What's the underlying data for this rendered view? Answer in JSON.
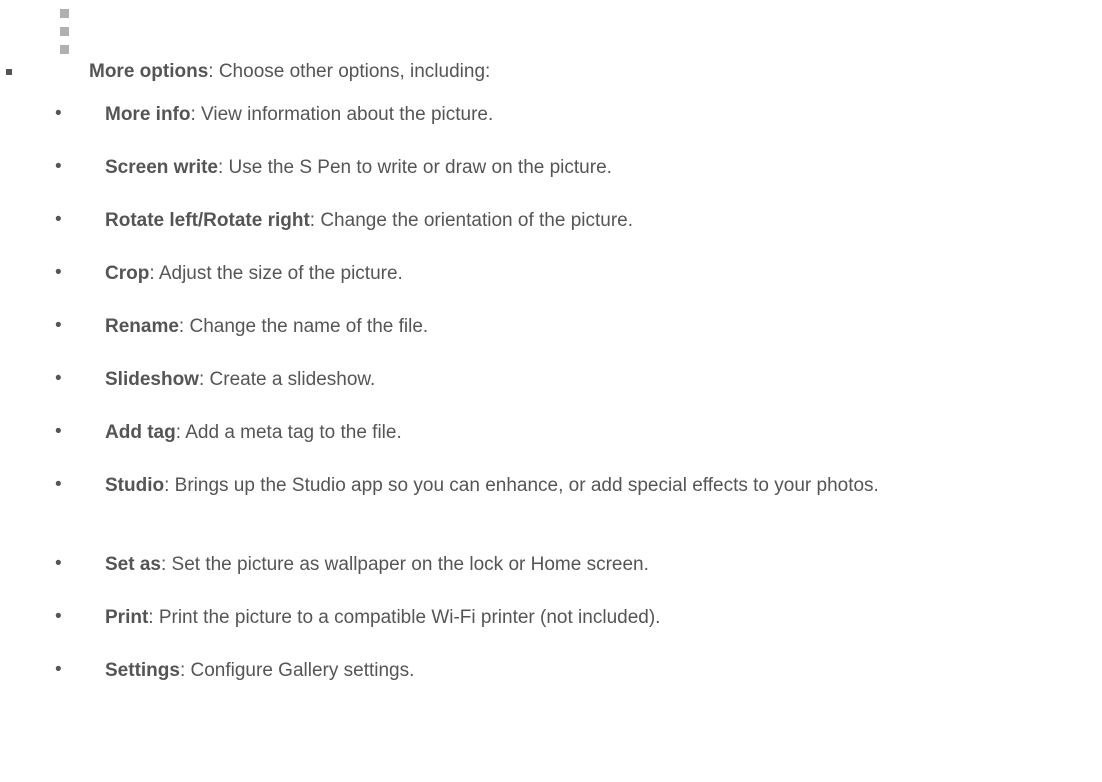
{
  "top_item": {
    "icon": "more-options-icon",
    "term": "More options",
    "description": ": Choose other options, including:"
  },
  "options": [
    {
      "term": "More info",
      "description": ": View information about the picture."
    },
    {
      "term": "Screen write",
      "description": ": Use the S Pen to write or draw on the picture."
    },
    {
      "term": "Rotate left/Rotate right",
      "description": ": Change the orientation of the picture."
    },
    {
      "term": "Crop",
      "description": ": Adjust the size of the picture."
    },
    {
      "term": "Rename",
      "description": ": Change the name of the file."
    },
    {
      "term": "Slideshow",
      "description": ": Create a slideshow."
    },
    {
      "term": "Add tag",
      "description": ": Add a meta tag to the file."
    },
    {
      "term": "Studio",
      "description": ": Brings up the Studio app so you can enhance, or add special effects to your photos."
    },
    {
      "term": "Set as",
      "description": ": Set the picture as wallpaper on the lock or Home screen."
    },
    {
      "term": "Print",
      "description": ": Print the picture to a compatible Wi-Fi printer (not included)."
    },
    {
      "term": "Settings",
      "description": ": Configure Gallery settings."
    }
  ],
  "bullet_symbol": "•"
}
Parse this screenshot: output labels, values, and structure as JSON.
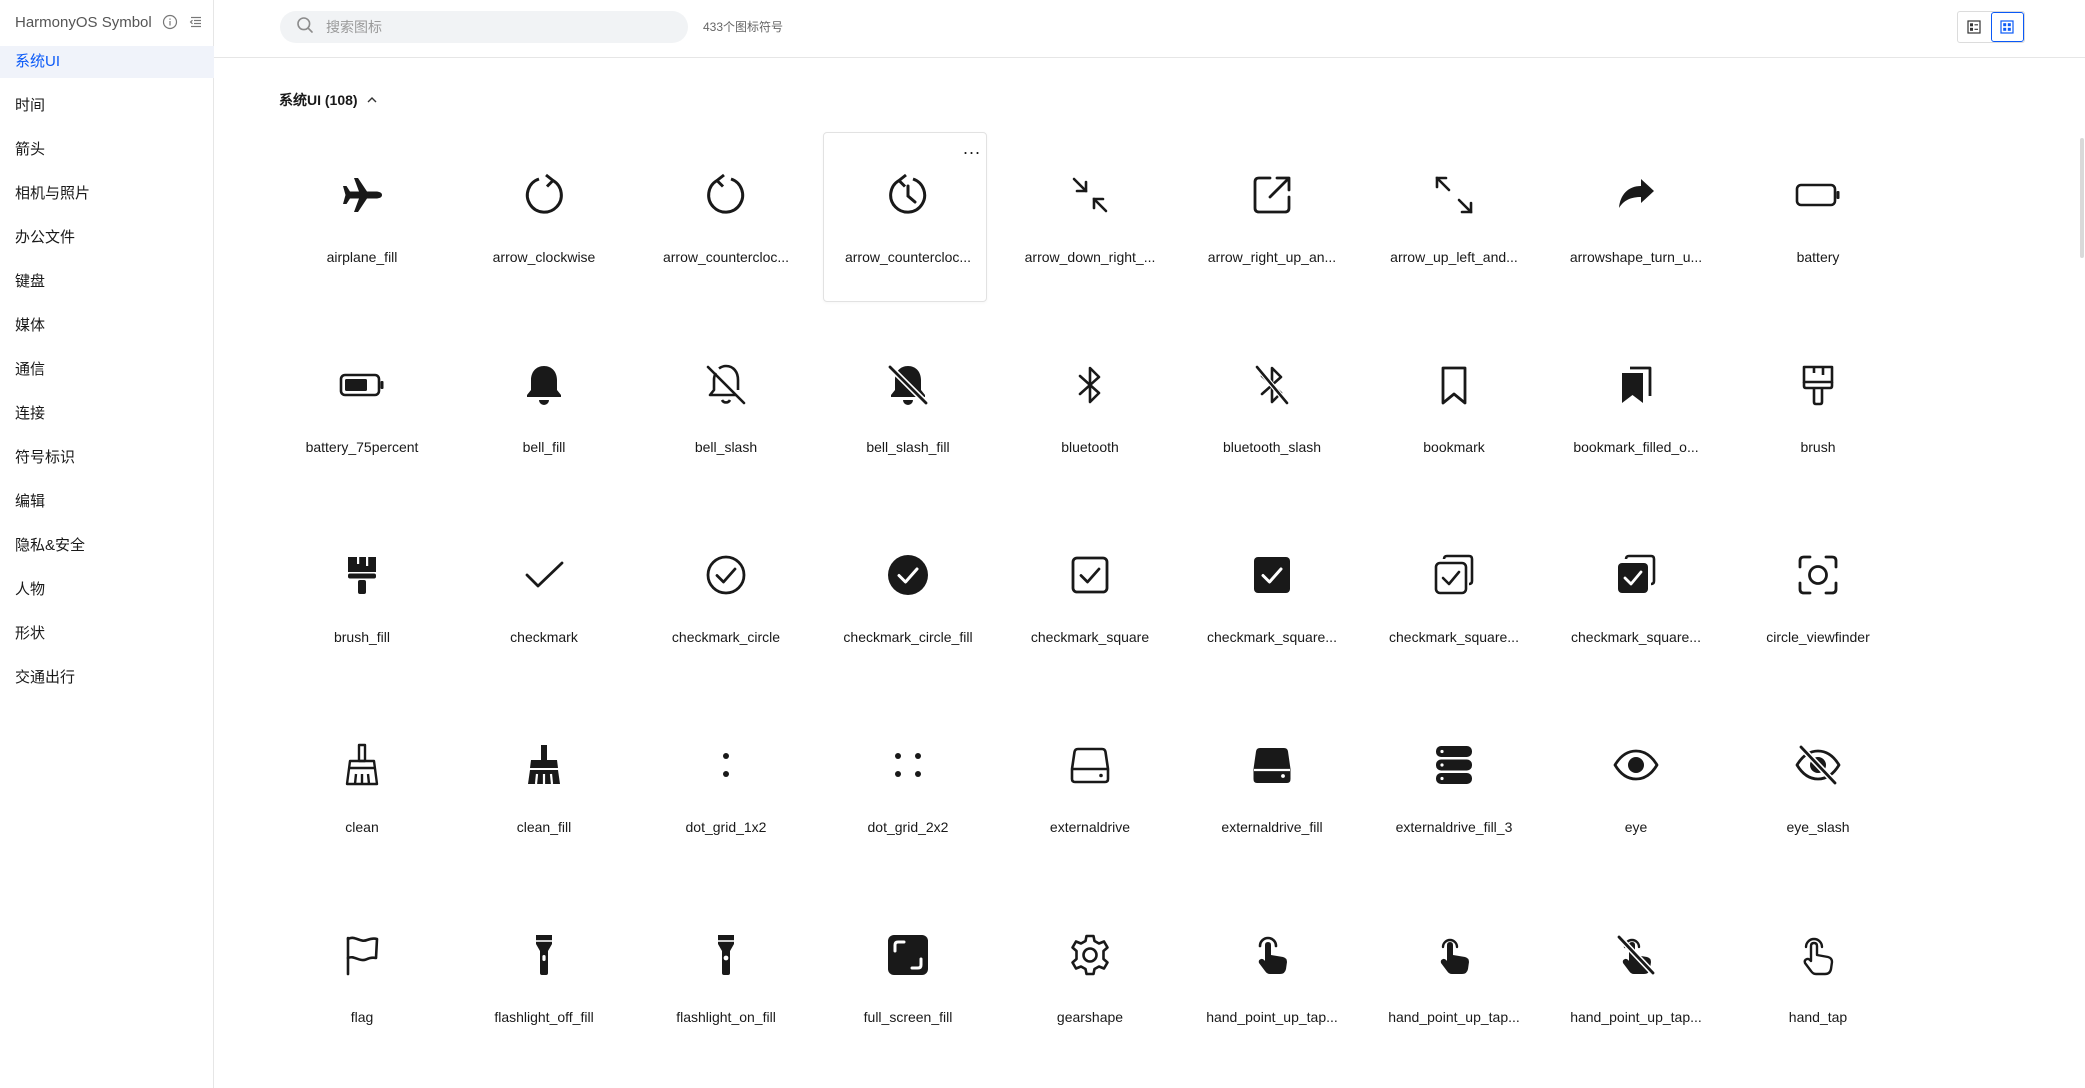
{
  "app": {
    "title": "HarmonyOS Symbol"
  },
  "sidebar": {
    "items": [
      {
        "label": "系统UI",
        "active": true
      },
      {
        "label": "时间"
      },
      {
        "label": "箭头"
      },
      {
        "label": "相机与照片"
      },
      {
        "label": "办公文件"
      },
      {
        "label": "键盘"
      },
      {
        "label": "媒体"
      },
      {
        "label": "通信"
      },
      {
        "label": "连接"
      },
      {
        "label": "符号标识"
      },
      {
        "label": "编辑"
      },
      {
        "label": "隐私&安全"
      },
      {
        "label": "人物"
      },
      {
        "label": "形状"
      },
      {
        "label": "交通出行"
      }
    ]
  },
  "search": {
    "placeholder": "搜索图标",
    "count": "433个图标符号"
  },
  "section": {
    "title": "系统UI (108)"
  },
  "icons": [
    {
      "name": "airplane_fill"
    },
    {
      "name": "arrow_clockwise"
    },
    {
      "name": "arrow_countercloc..."
    },
    {
      "name": "arrow_countercloc...",
      "more": "..."
    },
    {
      "name": "arrow_down_right_..."
    },
    {
      "name": "arrow_right_up_an..."
    },
    {
      "name": "arrow_up_left_and..."
    },
    {
      "name": "arrowshape_turn_u..."
    },
    {
      "name": "battery"
    },
    {
      "name": "battery_75percent"
    },
    {
      "name": "bell_fill"
    },
    {
      "name": "bell_slash"
    },
    {
      "name": "bell_slash_fill"
    },
    {
      "name": "bluetooth"
    },
    {
      "name": "bluetooth_slash"
    },
    {
      "name": "bookmark"
    },
    {
      "name": "bookmark_filled_o..."
    },
    {
      "name": "brush"
    },
    {
      "name": "brush_fill"
    },
    {
      "name": "checkmark"
    },
    {
      "name": "checkmark_circle"
    },
    {
      "name": "checkmark_circle_fill"
    },
    {
      "name": "checkmark_square"
    },
    {
      "name": "checkmark_square..."
    },
    {
      "name": "checkmark_square..."
    },
    {
      "name": "checkmark_square..."
    },
    {
      "name": "circle_viewfinder"
    },
    {
      "name": "clean"
    },
    {
      "name": "clean_fill"
    },
    {
      "name": "dot_grid_1x2"
    },
    {
      "name": "dot_grid_2x2"
    },
    {
      "name": "externaldrive"
    },
    {
      "name": "externaldrive_fill"
    },
    {
      "name": "externaldrive_fill_3"
    },
    {
      "name": "eye"
    },
    {
      "name": "eye_slash"
    },
    {
      "name": "flag"
    },
    {
      "name": "flashlight_off_fill"
    },
    {
      "name": "flashlight_on_fill"
    },
    {
      "name": "full_screen_fill"
    },
    {
      "name": "gearshape"
    },
    {
      "name": "hand_point_up_tap..."
    },
    {
      "name": "hand_point_up_tap..."
    },
    {
      "name": "hand_point_up_tap..."
    },
    {
      "name": "hand_tap"
    }
  ]
}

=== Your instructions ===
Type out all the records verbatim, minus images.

=== Your solution ===
What's the underlying data for this rendered view? Answer in JSON.
{
  "top_item": {
    "icon": "more-options-icon",
    "term": "More options",
    "description": ": Choose other options, including:"
  },
  "options": [
    {
      "term": "More info",
      "description": ": View information about the picture."
    },
    {
      "term": "Screen write",
      "description": ": Use the S Pen to write or draw on the picture."
    },
    {
      "term": "Rotate left/Rotate right",
      "description": ": Change the orientation of the picture."
    },
    {
      "term": "Crop",
      "description": ": Adjust the size of the picture."
    },
    {
      "term": "Rename",
      "description": ": Change the name of the file."
    },
    {
      "term": "Slideshow",
      "description": ": Create a slideshow."
    },
    {
      "term": "Add tag",
      "description": ": Add a meta tag to the file."
    },
    {
      "term": "Studio",
      "description": ": Brings up the Studio app so you can enhance, or add special effects to your photos."
    },
    {
      "term": "Set as",
      "description": ": Set the picture as wallpaper on the lock or Home screen."
    },
    {
      "term": "Print",
      "description": ": Print the picture to a compatible Wi-Fi printer (not included)."
    },
    {
      "term": "Settings",
      "description": ": Configure Gallery settings."
    }
  ],
  "bullet_symbol": "•"
}
Parse this screenshot: output labels, values, and structure as JSON.
{
  "app": {
    "title": "HarmonyOS Symbol"
  },
  "sidebar": {
    "items": [
      {
        "label": "系统UI",
        "active": true
      },
      {
        "label": "时间"
      },
      {
        "label": "箭头"
      },
      {
        "label": "相机与照片"
      },
      {
        "label": "办公文件"
      },
      {
        "label": "键盘"
      },
      {
        "label": "媒体"
      },
      {
        "label": "通信"
      },
      {
        "label": "连接"
      },
      {
        "label": "符号标识"
      },
      {
        "label": "编辑"
      },
      {
        "label": "隐私&安全"
      },
      {
        "label": "人物"
      },
      {
        "label": "形状"
      },
      {
        "label": "交通出行"
      }
    ]
  },
  "search": {
    "placeholder": "搜索图标",
    "count": "433个图标符号"
  },
  "section": {
    "title": "系统UI (108)"
  },
  "icons": [
    {
      "name": "airplane_fill"
    },
    {
      "name": "arrow_clockwise"
    },
    {
      "name": "arrow_countercloc..."
    },
    {
      "name": "arrow_countercloc...",
      "more": "..."
    },
    {
      "name": "arrow_down_right_..."
    },
    {
      "name": "arrow_right_up_an..."
    },
    {
      "name": "arrow_up_left_and..."
    },
    {
      "name": "arrowshape_turn_u..."
    },
    {
      "name": "battery"
    },
    {
      "name": "battery_75percent"
    },
    {
      "name": "bell_fill"
    },
    {
      "name": "bell_slash"
    },
    {
      "name": "bell_slash_fill"
    },
    {
      "name": "bluetooth"
    },
    {
      "name": "bluetooth_slash"
    },
    {
      "name": "bookmark"
    },
    {
      "name": "bookmark_filled_o..."
    },
    {
      "name": "brush"
    },
    {
      "name": "brush_fill"
    },
    {
      "name": "checkmark"
    },
    {
      "name": "checkmark_circle"
    },
    {
      "name": "checkmark_circle_fill"
    },
    {
      "name": "checkmark_square"
    },
    {
      "name": "checkmark_square..."
    },
    {
      "name": "checkmark_square..."
    },
    {
      "name": "checkmark_square..."
    },
    {
      "name": "circle_viewfinder"
    },
    {
      "name": "clean"
    },
    {
      "name": "clean_fill"
    },
    {
      "name": "dot_grid_1x2"
    },
    {
      "name": "dot_grid_2x2"
    },
    {
      "name": "externaldrive"
    },
    {
      "name": "externaldrive_fill"
    },
    {
      "name": "externaldrive_fill_3"
    },
    {
      "name": "eye"
    },
    {
      "name": "eye_slash"
    },
    {
      "name": "flag"
    },
    {
      "name": "flashlight_off_fill"
    },
    {
      "name": "flashlight_on_fill"
    },
    {
      "name": "full_screen_fill"
    },
    {
      "name": "gearshape"
    },
    {
      "name": "hand_point_up_tap..."
    },
    {
      "name": "hand_point_up_tap..."
    },
    {
      "name": "hand_point_up_tap..."
    },
    {
      "name": "hand_tap"
    }
  ]
}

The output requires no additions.